- _WHAT IS NEEDED_: From the first line to the last, copy the material exactly.
#### INFORMATION GIVEN
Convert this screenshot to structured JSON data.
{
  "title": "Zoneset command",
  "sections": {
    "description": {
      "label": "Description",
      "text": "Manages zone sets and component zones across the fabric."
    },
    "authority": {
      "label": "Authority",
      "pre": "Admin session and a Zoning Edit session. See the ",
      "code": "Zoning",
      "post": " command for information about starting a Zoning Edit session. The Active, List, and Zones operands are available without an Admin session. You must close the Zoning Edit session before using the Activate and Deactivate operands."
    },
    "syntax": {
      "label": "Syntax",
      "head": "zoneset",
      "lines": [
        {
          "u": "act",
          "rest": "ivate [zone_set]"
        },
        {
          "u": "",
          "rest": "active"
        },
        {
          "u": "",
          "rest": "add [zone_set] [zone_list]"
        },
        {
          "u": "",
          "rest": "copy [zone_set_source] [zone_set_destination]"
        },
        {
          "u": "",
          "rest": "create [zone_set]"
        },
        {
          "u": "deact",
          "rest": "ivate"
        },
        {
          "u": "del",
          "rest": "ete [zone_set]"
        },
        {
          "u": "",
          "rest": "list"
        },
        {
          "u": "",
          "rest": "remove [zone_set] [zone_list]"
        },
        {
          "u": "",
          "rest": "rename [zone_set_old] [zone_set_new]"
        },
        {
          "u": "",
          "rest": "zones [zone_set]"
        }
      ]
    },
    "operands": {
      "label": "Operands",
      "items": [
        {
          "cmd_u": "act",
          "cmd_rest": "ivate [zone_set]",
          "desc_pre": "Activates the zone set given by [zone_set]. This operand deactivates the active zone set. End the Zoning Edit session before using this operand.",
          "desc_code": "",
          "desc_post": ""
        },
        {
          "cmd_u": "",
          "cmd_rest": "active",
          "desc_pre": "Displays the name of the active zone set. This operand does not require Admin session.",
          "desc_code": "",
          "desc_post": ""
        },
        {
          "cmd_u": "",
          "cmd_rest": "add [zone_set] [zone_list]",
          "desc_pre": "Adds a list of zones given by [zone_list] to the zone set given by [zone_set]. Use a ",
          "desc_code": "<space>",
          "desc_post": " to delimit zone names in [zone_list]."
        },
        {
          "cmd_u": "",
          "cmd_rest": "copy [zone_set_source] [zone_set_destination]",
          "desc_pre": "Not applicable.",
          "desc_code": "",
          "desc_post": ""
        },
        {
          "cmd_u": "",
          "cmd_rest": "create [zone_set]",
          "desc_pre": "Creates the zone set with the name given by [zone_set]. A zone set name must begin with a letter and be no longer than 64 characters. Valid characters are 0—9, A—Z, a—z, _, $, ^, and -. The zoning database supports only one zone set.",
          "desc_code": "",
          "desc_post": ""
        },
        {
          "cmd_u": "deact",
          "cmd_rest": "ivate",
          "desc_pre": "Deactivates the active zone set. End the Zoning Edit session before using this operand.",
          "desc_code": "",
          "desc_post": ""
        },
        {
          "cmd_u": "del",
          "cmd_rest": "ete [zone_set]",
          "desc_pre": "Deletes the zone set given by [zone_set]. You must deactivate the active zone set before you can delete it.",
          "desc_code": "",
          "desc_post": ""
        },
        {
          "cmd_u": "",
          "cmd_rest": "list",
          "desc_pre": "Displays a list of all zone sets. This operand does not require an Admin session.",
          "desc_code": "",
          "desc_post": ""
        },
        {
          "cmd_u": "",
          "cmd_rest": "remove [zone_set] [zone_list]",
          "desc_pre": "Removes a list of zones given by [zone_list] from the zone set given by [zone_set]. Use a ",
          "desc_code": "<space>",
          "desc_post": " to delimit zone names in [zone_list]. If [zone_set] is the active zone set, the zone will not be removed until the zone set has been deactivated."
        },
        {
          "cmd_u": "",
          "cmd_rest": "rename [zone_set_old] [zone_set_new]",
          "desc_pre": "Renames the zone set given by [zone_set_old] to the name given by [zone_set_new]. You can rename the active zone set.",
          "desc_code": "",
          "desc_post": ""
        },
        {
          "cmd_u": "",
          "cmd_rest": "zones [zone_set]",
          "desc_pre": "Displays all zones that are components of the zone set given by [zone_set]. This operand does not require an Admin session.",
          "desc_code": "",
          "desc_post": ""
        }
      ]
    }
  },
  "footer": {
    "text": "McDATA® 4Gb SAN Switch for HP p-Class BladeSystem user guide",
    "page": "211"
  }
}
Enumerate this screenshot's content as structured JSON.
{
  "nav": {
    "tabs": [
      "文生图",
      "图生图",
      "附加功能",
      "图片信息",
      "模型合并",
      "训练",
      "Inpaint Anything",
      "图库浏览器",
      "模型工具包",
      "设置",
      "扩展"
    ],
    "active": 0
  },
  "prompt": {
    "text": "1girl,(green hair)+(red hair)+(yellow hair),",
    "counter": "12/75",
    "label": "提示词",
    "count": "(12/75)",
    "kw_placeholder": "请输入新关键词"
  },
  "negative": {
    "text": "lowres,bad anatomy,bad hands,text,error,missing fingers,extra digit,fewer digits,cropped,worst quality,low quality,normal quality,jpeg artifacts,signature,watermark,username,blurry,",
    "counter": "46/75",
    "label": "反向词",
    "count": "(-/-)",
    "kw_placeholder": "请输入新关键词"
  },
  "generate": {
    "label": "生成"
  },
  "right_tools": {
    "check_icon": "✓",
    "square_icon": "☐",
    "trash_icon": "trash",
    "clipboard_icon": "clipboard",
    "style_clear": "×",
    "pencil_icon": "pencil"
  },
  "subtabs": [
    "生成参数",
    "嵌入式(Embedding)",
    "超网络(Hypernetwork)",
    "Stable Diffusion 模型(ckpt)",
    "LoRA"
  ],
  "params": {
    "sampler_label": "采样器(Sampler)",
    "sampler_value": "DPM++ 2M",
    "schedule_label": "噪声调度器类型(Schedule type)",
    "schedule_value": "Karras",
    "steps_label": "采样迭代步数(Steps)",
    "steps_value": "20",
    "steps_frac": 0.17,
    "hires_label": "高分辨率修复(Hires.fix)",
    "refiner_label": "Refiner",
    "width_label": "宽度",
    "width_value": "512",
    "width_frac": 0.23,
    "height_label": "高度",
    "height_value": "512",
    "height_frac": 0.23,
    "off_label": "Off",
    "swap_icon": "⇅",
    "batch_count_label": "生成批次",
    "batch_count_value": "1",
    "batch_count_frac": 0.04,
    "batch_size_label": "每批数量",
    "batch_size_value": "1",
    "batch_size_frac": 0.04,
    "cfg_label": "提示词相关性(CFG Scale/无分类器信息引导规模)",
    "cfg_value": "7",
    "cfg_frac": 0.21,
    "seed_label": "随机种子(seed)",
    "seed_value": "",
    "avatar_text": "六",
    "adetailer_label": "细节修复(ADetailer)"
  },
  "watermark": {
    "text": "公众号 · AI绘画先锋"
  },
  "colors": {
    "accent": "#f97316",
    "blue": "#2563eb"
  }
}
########
- _RESULT OF THIS EXERCISE_:
Convert this screenshot to structured JSON data.
{
  "title": "Zoneset command",
  "sections": {
    "description": {
      "label": "Description",
      "text": "Manages zone sets and component zones across the fabric."
    },
    "authority": {
      "label": "Authority",
      "pre": "Admin session and a Zoning Edit session. See the ",
      "code": "Zoning",
      "post": " command for information about starting a Zoning Edit session. The Active, List, and Zones operands are available without an Admin session. You must close the Zoning Edit session before using the Activate and Deactivate operands."
    },
    "syntax": {
      "label": "Syntax",
      "head": "zoneset",
      "lines": [
        {
          "u": "act",
          "rest": "ivate [zone_set]"
        },
        {
          "u": "",
          "rest": "active"
        },
        {
          "u": "",
          "rest": "add [zone_set] [zone_list]"
        },
        {
          "u": "",
          "rest": "copy [zone_set_source] [zone_set_destination]"
        },
        {
          "u": "",
          "rest": "create [zone_set]"
        },
        {
          "u": "deact",
          "rest": "ivate"
        },
        {
          "u": "del",
          "rest": "ete [zone_set]"
        },
        {
          "u": "",
          "rest": "list"
        },
        {
          "u": "",
          "rest": "remove [zone_set] [zone_list]"
        },
        {
          "u": "",
          "rest": "rename [zone_set_old] [zone_set_new]"
        },
        {
          "u": "",
          "rest": "zones [zone_set]"
        }
      ]
    },
    "operands": {
      "label": "Operands",
      "items": [
        {
          "cmd_u": "act",
          "cmd_rest": "ivate [zone_set]",
          "desc_pre": "Activates the zone set given by [zone_set]. This operand deactivates the active zone set. End the Zoning Edit session before using this operand.",
          "desc_code": "",
          "desc_post": ""
        },
        {
          "cmd_u": "",
          "cmd_rest": "active",
          "desc_pre": "Displays the name of the active zone set. This operand does not require Admin session.",
          "desc_code": "",
          "desc_post": ""
        },
        {
          "cmd_u": "",
          "cmd_rest": "add [zone_set] [zone_list]",
          "desc_pre": "Adds a list of zones given by [zone_list] to the zone set given by [zone_set]. Use a ",
          "desc_code": "<space>",
          "desc_post": " to delimit zone names in [zone_list]."
        },
        {
          "cmd_u": "",
          "cmd_rest": "copy [zone_set_source] [zone_set_destination]",
          "desc_pre": "Not applicable.",
          "desc_code": "",
          "desc_post": ""
        },
        {
          "cmd_u": "",
          "cmd_rest": "create [zone_set]",
          "desc_pre": "Creates the zone set with the name given by [zone_set]. A zone set name must begin with a letter and be no longer than 64 characters. Valid characters are 0—9, A—Z, a—z, _, $, ^, and -. The zoning database supports only one zone set.",
          "desc_code": "",
          "desc_post": ""
        },
        {
          "cmd_u": "deact",
          "cmd_rest": "ivate",
          "desc_pre": "Deactivates the active zone set. End the Zoning Edit session before using this operand.",
          "desc_code": "",
          "desc_post": ""
        },
        {
          "cmd_u": "del",
          "cmd_rest": "ete [zone_set]",
          "desc_pre": "Deletes the zone set given by [zone_set]. You must deactivate the active zone set before you can delete it.",
          "desc_code": "",
          "desc_post": ""
        },
        {
          "cmd_u": "",
          "cmd_rest": "list",
          "desc_pre": "Displays a list of all zone sets. This operand does not require an Admin session.",
          "desc_code": "",
          "desc_post": ""
        },
        {
          "cmd_u": "",
          "cmd_rest": "remove [zone_set] [zone_list]",
          "desc_pre": "Removes a list of zones given by [zone_list] from the zone set given by [zone_set]. Use a ",
          "desc_code": "<space>",
          "desc_post": " to delimit zone names in [zone_list]. If [zone_set] is the active zone set, the zone will not be removed until the zone set has been deactivated."
        },
        {
          "cmd_u": "",
          "cmd_rest": "rename [zone_set_old] [zone_set_new]",
          "desc_pre": "Renames the zone set given by [zone_set_old] to the name given by [zone_set_new]. You can rename the active zone set.",
          "desc_code": "",
          "desc_post": ""
        },
        {
          "cmd_u": "",
          "cmd_rest": "zones [zone_set]",
          "desc_pre": "Displays all zones that are components of the zone set given by [zone_set]. This operand does not require an Admin session.",
          "desc_code": "",
          "desc_post": ""
        }
      ]
    }
  },
  "footer": {
    "text": "McDATA® 4Gb SAN Switch for HP p-Class BladeSystem user guide",
    "page": "211"
  }
}
Enumerate this screenshot's content as structured JSON.
{
  "nav": {
    "tabs": [
      "文生图",
      "图生图",
      "附加功能",
      "图片信息",
      "模型合并",
      "训练",
      "Inpaint Anything",
      "图库浏览器",
      "模型工具包",
      "设置",
      "扩展"
    ],
    "active": 0
  },
  "prompt": {
    "text": "1girl,(green hair)+(red hair)+(yellow hair),",
    "counter": "12/75",
    "label": "提示词",
    "count": "(12/75)",
    "kw_placeholder": "请输入新关键词"
  },
  "negative": {
    "text": "lowres,bad anatomy,bad hands,text,error,missing fingers,extra digit,fewer digits,cropped,worst quality,low quality,normal quality,jpeg artifacts,signature,watermark,username,blurry,",
    "counter": "46/75",
    "label": "反向词",
    "count": "(-/-)",
    "kw_placeholder": "请输入新关键词"
  },
  "generate": {
    "label": "生成"
  },
  "right_tools": {
    "check_icon": "✓",
    "square_icon": "☐",
    "trash_icon": "trash",
    "clipboard_icon": "clipboard",
    "style_clear": "×",
    "pencil_icon": "pencil"
  },
  "subtabs": [
    "生成参数",
    "嵌入式(Embedding)",
    "超网络(Hypernetwork)",
    "Stable Diffusion 模型(ckpt)",
    "LoRA"
  ],
  "params": {
    "sampler_label": "采样器(Sampler)",
    "sampler_value": "DPM++ 2M",
    "schedule_label": "噪声调度器类型(Schedule type)",
    "schedule_value": "Karras",
    "steps_label": "采样迭代步数(Steps)",
    "steps_value": "20",
    "steps_frac": 0.17,
    "hires_label": "高分辨率修复(Hires.fix)",
    "refiner_label": "Refiner",
    "width_label": "宽度",
    "width_value": "512",
    "width_frac": 0.23,
    "height_label": "高度",
    "height_value": "512",
    "height_frac": 0.23,
    "off_label": "Off",
    "swap_icon": "⇅",
    "batch_count_label": "生成批次",
    "batch_count_value": "1",
    "batch_count_frac": 0.04,
    "batch_size_label": "每批数量",
    "batch_size_value": "1",
    "batch_size_frac": 0.04,
    "cfg_label": "提示词相关性(CFG Scale/无分类器信息引导规模)",
    "cfg_value": "7",
    "cfg_frac": 0.21,
    "seed_label": "随机种子(seed)",
    "seed_value": "",
    "avatar_text": "六",
    "adetailer_label": "细节修复(ADetailer)"
  },
  "watermark": {
    "text": "公众号 · AI绘画先锋"
  },
  "colors": {
    "accent": "#f97316",
    "blue": "#2563eb"
  }
}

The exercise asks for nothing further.